Oh, and one more sign you’re dealing with a parent? We tend to speak in a very distinct way.
This week was a big week for us.
On Friday, I went to my first work meeting since giving birth. I was super excited to talk to another adult and converse over matters that were important enough to take notes on. Plus, I would be doing all that while wearing actual shoes. What a treat.
The meeting was quite interesting for the first 30 minutes or so. Then, it hit me.
I missed my daughter so badly. The meeting was an unbelievable waste of time compared to time spent with Hannah.
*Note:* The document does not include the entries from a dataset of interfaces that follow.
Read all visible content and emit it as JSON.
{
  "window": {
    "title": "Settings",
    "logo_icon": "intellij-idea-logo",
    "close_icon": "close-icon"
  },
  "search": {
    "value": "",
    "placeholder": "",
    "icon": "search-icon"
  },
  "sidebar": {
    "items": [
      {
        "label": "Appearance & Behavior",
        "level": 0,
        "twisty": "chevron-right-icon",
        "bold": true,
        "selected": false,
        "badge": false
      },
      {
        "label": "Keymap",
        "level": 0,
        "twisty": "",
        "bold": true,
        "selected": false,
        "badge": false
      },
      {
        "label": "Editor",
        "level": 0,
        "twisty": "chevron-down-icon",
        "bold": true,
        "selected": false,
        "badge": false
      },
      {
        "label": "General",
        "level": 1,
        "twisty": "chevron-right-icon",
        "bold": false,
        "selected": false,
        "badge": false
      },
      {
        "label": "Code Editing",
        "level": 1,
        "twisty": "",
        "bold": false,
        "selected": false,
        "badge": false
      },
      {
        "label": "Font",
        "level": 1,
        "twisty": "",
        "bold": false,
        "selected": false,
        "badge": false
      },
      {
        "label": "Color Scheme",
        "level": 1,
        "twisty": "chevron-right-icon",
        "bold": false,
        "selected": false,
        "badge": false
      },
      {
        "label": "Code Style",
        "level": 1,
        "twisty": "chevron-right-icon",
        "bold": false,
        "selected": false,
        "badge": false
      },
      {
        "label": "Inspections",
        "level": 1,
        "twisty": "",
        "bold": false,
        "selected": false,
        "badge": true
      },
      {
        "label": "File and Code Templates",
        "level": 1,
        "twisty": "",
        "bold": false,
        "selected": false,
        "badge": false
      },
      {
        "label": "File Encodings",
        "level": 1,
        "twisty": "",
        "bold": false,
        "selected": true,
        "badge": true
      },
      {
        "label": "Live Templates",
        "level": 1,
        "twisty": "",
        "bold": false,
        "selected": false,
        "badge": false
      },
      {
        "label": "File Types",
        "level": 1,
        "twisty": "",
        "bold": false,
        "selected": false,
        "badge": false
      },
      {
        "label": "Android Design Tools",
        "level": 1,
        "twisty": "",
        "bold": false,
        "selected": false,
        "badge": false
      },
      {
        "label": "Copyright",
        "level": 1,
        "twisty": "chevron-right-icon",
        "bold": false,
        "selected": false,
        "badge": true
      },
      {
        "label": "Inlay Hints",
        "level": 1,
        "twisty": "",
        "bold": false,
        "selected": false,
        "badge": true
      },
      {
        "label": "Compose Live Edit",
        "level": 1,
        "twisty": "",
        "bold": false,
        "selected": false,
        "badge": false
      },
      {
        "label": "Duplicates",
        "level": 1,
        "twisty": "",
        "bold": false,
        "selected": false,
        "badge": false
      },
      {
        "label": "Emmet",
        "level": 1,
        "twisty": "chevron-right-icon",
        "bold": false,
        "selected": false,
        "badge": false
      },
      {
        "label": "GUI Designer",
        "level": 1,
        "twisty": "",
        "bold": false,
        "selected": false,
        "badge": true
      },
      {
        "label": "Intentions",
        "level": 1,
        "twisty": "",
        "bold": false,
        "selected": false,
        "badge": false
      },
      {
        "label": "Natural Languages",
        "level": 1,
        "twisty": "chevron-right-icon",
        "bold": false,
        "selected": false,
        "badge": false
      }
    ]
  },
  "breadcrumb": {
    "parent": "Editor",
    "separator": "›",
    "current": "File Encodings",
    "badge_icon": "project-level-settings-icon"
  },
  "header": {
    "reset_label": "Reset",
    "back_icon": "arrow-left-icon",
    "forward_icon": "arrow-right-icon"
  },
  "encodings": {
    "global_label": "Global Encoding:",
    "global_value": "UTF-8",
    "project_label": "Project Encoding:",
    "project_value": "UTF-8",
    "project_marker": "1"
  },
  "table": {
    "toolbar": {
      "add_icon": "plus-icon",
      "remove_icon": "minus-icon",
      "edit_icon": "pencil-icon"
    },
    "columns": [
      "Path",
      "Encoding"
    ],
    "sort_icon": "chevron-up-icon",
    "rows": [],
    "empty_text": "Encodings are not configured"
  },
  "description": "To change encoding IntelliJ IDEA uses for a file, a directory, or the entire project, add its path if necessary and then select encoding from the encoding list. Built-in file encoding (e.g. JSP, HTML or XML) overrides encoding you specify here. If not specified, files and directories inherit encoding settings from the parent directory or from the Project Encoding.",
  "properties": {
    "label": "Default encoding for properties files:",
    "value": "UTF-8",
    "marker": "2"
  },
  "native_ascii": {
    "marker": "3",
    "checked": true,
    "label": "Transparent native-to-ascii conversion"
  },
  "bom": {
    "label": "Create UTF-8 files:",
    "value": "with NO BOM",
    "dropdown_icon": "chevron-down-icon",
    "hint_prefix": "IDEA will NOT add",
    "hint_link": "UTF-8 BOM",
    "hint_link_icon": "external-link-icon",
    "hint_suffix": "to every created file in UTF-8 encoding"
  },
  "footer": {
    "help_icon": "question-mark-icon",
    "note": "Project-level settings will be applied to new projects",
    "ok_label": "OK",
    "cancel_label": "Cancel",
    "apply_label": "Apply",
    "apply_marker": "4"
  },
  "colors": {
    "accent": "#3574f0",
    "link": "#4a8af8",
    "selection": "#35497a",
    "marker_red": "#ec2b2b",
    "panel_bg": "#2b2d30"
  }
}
With my notes in disarray and my shoes pinching my feet, I realized with utmost finality that my priorities have shifted. I just wanted to hold my baby.
By the 45 minute mark, I had all sorts of scenarios running through my head. What if the milk I packed for her spilled and she’s starving? What if she’s crying for me and I’m not there so she forgets me? Forever.
It’s funny how the brain works in situations like this.
Did I mention that I made arrangements for my mom to babysit Hannah and that they were about five minutes from where I was?
A mama’s heart is a strange thing indeed. Having Hannah has inspired me to work harder than ever before. I want her to have a good life and I never want to deprive her of anything she needs. More importantly, I want her to see me as a strong, accomplished woman so she can be better than I am and achieve greater things than what I even dream of now. But at the same time, I just want to spend every waking moment with her. Anything less feels like I’m letting her down.
Can I just clone myself please? Although I have a feeling that might not work either.